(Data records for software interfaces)
■ ■ ■ ■ ■ ■ ■

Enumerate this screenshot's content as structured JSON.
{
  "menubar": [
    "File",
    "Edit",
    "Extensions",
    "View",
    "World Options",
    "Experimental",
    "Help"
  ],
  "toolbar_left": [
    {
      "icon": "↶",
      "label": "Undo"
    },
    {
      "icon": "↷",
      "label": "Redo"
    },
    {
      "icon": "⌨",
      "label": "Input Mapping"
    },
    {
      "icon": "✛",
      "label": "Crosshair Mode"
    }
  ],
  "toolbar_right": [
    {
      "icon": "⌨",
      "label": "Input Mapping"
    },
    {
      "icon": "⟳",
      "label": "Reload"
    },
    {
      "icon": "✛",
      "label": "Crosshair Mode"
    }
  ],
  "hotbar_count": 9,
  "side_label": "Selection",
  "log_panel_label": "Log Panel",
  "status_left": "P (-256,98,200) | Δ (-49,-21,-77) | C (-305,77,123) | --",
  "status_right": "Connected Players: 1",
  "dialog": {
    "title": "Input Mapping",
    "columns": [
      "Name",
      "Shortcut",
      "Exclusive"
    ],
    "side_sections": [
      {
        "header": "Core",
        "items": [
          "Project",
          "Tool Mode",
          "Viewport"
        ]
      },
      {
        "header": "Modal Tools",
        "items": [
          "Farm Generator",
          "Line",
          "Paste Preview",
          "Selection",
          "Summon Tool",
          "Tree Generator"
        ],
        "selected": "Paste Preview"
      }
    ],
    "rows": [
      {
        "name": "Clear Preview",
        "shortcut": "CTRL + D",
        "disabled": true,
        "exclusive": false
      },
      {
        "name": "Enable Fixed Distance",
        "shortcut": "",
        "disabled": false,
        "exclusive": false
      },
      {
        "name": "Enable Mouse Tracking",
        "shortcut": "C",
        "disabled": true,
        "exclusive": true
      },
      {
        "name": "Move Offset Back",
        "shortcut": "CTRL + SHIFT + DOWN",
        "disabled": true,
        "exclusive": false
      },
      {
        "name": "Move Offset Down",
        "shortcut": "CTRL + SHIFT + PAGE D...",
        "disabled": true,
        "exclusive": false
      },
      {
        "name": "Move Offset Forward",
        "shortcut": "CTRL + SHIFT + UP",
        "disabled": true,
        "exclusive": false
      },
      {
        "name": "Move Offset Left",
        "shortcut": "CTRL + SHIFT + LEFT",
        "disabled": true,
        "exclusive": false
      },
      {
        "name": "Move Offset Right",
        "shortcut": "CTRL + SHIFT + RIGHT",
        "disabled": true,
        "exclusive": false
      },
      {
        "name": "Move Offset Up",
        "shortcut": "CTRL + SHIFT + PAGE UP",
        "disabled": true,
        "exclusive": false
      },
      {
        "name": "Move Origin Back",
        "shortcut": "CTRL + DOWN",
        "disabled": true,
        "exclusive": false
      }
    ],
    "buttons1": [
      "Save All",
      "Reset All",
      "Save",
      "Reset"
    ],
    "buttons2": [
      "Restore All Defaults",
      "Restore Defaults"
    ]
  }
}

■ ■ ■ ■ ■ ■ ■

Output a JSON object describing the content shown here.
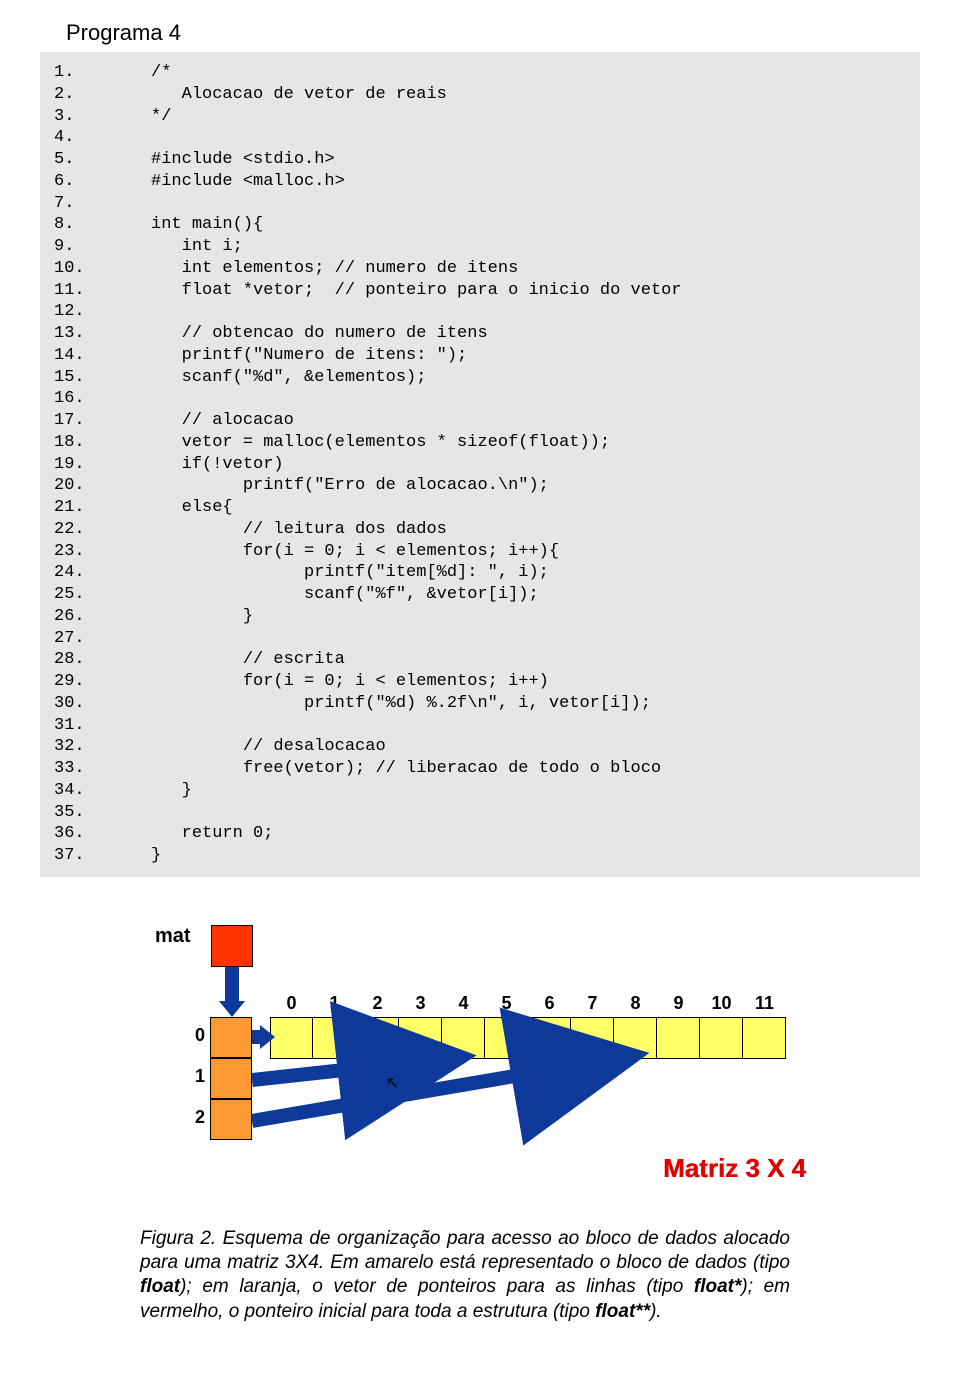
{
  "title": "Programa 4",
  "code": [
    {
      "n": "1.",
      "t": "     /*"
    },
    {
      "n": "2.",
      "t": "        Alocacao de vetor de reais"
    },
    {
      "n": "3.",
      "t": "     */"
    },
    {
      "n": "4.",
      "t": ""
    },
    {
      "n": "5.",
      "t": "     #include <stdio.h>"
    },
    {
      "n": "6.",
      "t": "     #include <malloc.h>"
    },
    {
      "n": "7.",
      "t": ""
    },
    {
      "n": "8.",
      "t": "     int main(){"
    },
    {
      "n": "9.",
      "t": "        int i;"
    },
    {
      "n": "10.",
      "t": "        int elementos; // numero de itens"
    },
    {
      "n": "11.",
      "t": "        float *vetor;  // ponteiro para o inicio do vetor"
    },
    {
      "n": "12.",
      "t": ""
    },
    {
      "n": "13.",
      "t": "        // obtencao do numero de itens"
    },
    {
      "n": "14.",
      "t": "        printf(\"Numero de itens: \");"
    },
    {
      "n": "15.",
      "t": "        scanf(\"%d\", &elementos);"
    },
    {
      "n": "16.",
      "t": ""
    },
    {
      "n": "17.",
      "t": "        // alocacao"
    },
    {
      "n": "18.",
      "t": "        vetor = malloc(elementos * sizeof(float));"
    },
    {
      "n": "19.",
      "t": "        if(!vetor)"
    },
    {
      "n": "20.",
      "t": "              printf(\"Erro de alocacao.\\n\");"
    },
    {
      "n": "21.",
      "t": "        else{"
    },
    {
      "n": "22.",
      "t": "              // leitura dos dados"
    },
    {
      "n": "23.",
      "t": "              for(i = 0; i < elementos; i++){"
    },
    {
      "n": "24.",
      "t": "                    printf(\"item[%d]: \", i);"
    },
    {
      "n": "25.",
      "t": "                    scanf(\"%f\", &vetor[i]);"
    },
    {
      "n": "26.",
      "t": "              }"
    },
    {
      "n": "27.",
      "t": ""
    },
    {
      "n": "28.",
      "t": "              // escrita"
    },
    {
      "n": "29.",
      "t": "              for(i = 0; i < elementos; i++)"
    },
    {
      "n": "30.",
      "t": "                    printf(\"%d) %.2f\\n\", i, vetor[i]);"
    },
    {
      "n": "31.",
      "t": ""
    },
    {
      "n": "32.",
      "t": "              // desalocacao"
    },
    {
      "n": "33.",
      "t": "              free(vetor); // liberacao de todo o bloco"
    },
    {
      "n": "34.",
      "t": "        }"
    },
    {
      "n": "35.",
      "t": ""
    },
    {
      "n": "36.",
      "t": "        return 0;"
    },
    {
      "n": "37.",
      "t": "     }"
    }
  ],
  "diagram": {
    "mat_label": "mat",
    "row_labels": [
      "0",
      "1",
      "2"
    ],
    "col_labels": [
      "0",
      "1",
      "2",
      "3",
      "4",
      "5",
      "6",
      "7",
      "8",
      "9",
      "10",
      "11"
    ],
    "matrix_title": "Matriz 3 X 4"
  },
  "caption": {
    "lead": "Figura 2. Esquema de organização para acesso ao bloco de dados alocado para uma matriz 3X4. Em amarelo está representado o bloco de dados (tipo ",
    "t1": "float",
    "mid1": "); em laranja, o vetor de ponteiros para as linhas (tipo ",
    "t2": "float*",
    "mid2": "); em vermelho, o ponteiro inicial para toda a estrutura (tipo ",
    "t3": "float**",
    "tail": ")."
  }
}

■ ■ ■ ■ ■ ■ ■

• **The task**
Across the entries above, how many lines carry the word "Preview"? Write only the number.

• **Exercise output**
3